Prior research suggests that women are less likely than men to own and operate growth-oriented firms. This study uses data from the Federal Reserve's Survey of Small Business Finances to compare women-owned growth firms to women-owned non-growth firms. In addition, women-owned growth firms were compared to a sample of men-owned growth firms to determine whether the same factors contribute to growth in both. Results reveal that, for the most part, the variables associated with growth were the same for both women- and men-owned firms. Specifically, growth-oriented firms were more likely to be organized as limited liability entities and less likely to be primarily owned by one family. Human capital in the form of prior business experience and financial capital were predictors of growth for both women- and men-owned firms as anticipated. Surprisingly, however, human capital in the form of educational attainment was not significant in predicting growth for either women- or men-owned firms.
Small firms are a vital part of the United States economy. The U.S. Small Business Administration defines a small firm as one that has 500 or fewer employees. Using this definition, 99% percent of all firms hi the U.S. would be categorized as small businesses. Data compiled by the SBA indicate that there were 23.6 million small firms in this country hi 2003 (Frequently Asked Questions, 2005). These firms generated over half of gross domestic product and employed half of all private sector employees. In fact, small firms have been responsible for 60-80% of net new jobs. They are also an important source of innovation hi the creation of new products, services, and technologies.
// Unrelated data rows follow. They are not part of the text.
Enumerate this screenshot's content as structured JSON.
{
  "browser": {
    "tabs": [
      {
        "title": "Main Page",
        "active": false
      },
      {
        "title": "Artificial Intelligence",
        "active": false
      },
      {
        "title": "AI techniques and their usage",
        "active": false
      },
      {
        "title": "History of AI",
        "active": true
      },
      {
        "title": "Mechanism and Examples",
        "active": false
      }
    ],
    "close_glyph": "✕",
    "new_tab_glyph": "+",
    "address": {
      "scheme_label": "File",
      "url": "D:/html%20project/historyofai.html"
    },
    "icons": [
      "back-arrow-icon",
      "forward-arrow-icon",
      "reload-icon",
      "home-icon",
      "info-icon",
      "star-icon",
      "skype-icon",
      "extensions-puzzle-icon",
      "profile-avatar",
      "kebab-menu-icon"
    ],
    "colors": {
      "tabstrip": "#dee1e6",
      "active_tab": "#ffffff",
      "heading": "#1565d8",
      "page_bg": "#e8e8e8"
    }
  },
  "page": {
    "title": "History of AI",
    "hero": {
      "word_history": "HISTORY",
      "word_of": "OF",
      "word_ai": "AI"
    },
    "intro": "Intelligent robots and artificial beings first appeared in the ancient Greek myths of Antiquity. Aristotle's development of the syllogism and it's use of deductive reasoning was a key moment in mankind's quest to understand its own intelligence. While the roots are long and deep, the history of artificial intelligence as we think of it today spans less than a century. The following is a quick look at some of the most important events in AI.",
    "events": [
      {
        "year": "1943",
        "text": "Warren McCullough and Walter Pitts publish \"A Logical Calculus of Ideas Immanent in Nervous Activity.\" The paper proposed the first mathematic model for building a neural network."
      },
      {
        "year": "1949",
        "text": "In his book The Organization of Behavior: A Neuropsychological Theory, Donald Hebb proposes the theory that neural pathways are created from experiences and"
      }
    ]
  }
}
Within the larger category of small businesses, women-owned small businesses are a special subset. According to the Center for Women's Business Research, there were 10.6 million privately-held women-owned small firms hi the United States in 2004 (Top Facts About WomenOwned Businesses, 2005). These firms generated an estimated $2.46 trillion in sales and employed 19.1 million people. Although women-owned firms still constitute a minority of all small firms (47%), their numbers have been growing rapidly. The number of women-owned firms increased by 17.4% from 1997 to 2004 compared to a growth rate of 9.0% for privately-held firms overall. During the same timeframe, the revenues for women-owned firms increased by 39.3% compared to an increase of 33.5% for all firms. Thus, women-owned firms are growing hi terms of both numbers and economic importance.
In spite of then growing numbers, however, women-owned firms continue to lag behind men-owned firms in a number of performance measures. In particular, women-owned firms have traditionally been much smaller than men-owned firms in terms of total sales, total assets, and total number of employees. A number of possible reasons for this discrepancy have been posited It may be that women are more averse to risk than men and are thus unwilling to embark on larger ventures (Collerett & Aubry, 1990; Morris, Miyasaki, Waiters, & Coombes, 2006). Alternatively, the need to balance work and family may cause women to gravitate to smaller and more manageable firms (Caputo & Dolinsky, 1998; Lee & Denslow, 2005). Some researchers contend that women select industries and lines of business that do not particularly lend themselves to growth (Loscocco, Robinson, Hall, & Alien, 1991). Other research points to differences in financial capital and human capital that may ultimately serve as impediments to growth (Brush & Chaganti, 1998; Carter & Alien, 1997; Lucas, 2006). Finally, women may not measure success by the traditional indicators of growth and profitability; other factors may be more important to them as measures of achievement (Anna, Chandler, Jansen, & Mero, 1999). Whatever the reason, the fact remains that, in spite of their progress in the past two decades, women continue to start and operate very small firms thus denying themselves the opportunity for higher levels of sales and earnings. …